• Exercise brief
Each line of the listing below should come back exactly as it is.

• Provided entries
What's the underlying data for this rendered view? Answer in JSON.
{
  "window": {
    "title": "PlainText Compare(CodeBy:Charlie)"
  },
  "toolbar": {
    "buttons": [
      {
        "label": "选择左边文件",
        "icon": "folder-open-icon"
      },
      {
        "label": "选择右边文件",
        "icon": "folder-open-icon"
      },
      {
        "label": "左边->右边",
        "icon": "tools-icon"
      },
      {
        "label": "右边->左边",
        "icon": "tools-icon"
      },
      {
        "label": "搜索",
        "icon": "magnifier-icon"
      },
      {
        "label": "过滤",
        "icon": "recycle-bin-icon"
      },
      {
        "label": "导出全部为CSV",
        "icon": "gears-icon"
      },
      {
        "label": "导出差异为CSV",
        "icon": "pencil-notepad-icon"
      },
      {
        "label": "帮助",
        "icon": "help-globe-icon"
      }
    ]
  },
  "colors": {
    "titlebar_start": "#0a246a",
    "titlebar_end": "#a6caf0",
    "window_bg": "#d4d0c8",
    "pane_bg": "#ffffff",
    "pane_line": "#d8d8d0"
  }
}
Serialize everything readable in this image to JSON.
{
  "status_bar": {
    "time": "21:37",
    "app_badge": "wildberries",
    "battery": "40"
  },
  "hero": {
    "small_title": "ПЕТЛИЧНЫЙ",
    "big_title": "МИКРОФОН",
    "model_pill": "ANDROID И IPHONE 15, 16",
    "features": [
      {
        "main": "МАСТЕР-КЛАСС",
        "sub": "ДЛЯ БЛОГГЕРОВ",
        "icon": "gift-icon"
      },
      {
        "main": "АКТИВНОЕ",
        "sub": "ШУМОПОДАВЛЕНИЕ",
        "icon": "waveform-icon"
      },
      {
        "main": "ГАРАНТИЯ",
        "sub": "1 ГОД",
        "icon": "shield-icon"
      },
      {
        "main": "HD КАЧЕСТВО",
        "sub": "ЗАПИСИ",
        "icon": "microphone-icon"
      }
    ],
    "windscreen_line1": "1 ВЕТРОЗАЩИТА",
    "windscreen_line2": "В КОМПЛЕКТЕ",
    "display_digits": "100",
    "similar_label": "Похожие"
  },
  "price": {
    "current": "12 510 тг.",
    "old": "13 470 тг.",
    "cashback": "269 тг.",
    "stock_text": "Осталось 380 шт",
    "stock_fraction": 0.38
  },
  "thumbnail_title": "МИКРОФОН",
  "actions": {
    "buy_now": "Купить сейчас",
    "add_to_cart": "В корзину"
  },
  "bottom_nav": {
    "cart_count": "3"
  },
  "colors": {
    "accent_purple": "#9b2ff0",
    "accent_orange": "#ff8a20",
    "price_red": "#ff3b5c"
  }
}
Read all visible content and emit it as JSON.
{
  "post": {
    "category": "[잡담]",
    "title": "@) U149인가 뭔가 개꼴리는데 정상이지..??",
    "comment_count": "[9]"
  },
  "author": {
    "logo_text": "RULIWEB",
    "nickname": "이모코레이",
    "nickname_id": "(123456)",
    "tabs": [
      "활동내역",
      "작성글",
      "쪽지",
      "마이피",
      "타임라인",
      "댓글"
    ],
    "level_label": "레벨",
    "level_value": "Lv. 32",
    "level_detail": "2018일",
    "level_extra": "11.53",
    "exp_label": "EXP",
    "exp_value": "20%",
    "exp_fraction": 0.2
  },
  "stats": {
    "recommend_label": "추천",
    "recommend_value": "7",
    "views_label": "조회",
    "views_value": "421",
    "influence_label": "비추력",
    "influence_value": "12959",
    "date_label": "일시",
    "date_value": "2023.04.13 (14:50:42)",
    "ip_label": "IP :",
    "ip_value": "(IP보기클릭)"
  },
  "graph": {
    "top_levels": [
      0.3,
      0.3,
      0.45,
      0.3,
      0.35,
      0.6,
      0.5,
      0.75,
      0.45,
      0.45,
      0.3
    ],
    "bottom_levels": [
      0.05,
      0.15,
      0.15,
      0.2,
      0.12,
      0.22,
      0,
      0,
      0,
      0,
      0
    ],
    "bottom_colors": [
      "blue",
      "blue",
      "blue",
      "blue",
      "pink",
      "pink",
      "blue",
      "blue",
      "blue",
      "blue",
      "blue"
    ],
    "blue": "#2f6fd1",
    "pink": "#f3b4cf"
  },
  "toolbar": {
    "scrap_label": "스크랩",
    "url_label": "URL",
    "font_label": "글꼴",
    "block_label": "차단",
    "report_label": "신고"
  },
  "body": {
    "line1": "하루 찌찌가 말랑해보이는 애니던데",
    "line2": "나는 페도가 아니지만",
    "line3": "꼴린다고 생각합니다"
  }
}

• Task result
What's the underlying data for this rendered view? Answer in JSON.
{
  "window": {
    "title": "PlainText Compare(CodeBy:Charlie)"
  },
  "toolbar": {
    "buttons": [
      {
        "label": "选择左边文件",
        "icon": "folder-open-icon"
      },
      {
        "label": "选择右边文件",
        "icon": "folder-open-icon"
      },
      {
        "label": "左边->右边",
        "icon": "tools-icon"
      },
      {
        "label": "右边->左边",
        "icon": "tools-icon"
      },
      {
        "label": "搜索",
        "icon": "magnifier-icon"
      },
      {
        "label": "过滤",
        "icon": "recycle-bin-icon"
      },
      {
        "label": "导出全部为CSV",
        "icon": "gears-icon"
      },
      {
        "label": "导出差异为CSV",
        "icon": "pencil-notepad-icon"
      },
      {
        "label": "帮助",
        "icon": "help-globe-icon"
      }
    ]
  },
  "colors": {
    "titlebar_start": "#0a246a",
    "titlebar_end": "#a6caf0",
    "window_bg": "#d4d0c8",
    "pane_bg": "#ffffff",
    "pane_line": "#d8d8d0"
  }
}
Serialize everything readable in this image to JSON.
{
  "status_bar": {
    "time": "21:37",
    "app_badge": "wildberries",
    "battery": "40"
  },
  "hero": {
    "small_title": "ПЕТЛИЧНЫЙ",
    "big_title": "МИКРОФОН",
    "model_pill": "ANDROID И IPHONE 15, 16",
    "features": [
      {
        "main": "МАСТЕР-КЛАСС",
        "sub": "ДЛЯ БЛОГГЕРОВ",
        "icon": "gift-icon"
      },
      {
        "main": "АКТИВНОЕ",
        "sub": "ШУМОПОДАВЛЕНИЕ",
        "icon": "waveform-icon"
      },
      {
        "main": "ГАРАНТИЯ",
        "sub": "1 ГОД",
        "icon": "shield-icon"
      },
      {
        "main": "HD КАЧЕСТВО",
        "sub": "ЗАПИСИ",
        "icon": "microphone-icon"
      }
    ],
    "windscreen_line1": "1 ВЕТРОЗАЩИТА",
    "windscreen_line2": "В КОМПЛЕКТЕ",
    "display_digits": "100",
    "similar_label": "Похожие"
  },
  "price": {
    "current": "12 510 тг.",
    "old": "13 470 тг.",
    "cashback": "269 тг.",
    "stock_text": "Осталось 380 шт",
    "stock_fraction": 0.38
  },
  "thumbnail_title": "МИКРОФОН",
  "actions": {
    "buy_now": "Купить сейчас",
    "add_to_cart": "В корзину"
  },
  "bottom_nav": {
    "cart_count": "3"
  },
  "colors": {
    "accent_purple": "#9b2ff0",
    "accent_orange": "#ff8a20",
    "price_red": "#ff3b5c"
  }
}
Read all visible content and emit it as JSON.
{
  "post": {
    "category": "[잡담]",
    "title": "@) U149인가 뭔가 개꼴리는데 정상이지..??",
    "comment_count": "[9]"
  },
  "author": {
    "logo_text": "RULIWEB",
    "nickname": "이모코레이",
    "nickname_id": "(123456)",
    "tabs": [
      "활동내역",
      "작성글",
      "쪽지",
      "마이피",
      "타임라인",
      "댓글"
    ],
    "level_label": "레벨",
    "level_value": "Lv. 32",
    "level_detail": "2018일",
    "level_extra": "11.53",
    "exp_label": "EXP",
    "exp_value": "20%",
    "exp_fraction": 0.2
  },
  "stats": {
    "recommend_label": "추천",
    "recommend_value": "7",
    "views_label": "조회",
    "views_value": "421",
    "influence_label": "비추력",
    "influence_value": "12959",
    "date_label": "일시",
    "date_value": "2023.04.13 (14:50:42)",
    "ip_label": "IP :",
    "ip_value": "(IP보기클릭)"
  },
  "graph": {
    "top_levels": [
      0.3,
      0.3,
      0.45,
      0.3,
      0.35,
      0.6,
      0.5,
      0.75,
      0.45,
      0.45,
      0.3
    ],
    "bottom_levels": [
      0.05,
      0.15,
      0.15,
      0.2,
      0.12,
      0.22,
      0,
      0,
      0,
      0,
      0
    ],
    "bottom_colors": [
      "blue",
      "blue",
      "blue",
      "blue",
      "pink",
      "pink",
      "blue",
      "blue",
      "blue",
      "blue",
      "blue"
    ],
    "blue": "#2f6fd1",
    "pink": "#f3b4cf"
  },
  "toolbar": {
    "scrap_label": "스크랩",
    "url_label": "URL",
    "font_label": "글꼴",
    "block_label": "차단",
    "report_label": "신고"
  },
  "body": {
    "line1": "하루 찌찌가 말랑해보이는 애니던데",
    "line2": "나는 페도가 아니지만",
    "line3": "꼴린다고 생각합니다"
  }
}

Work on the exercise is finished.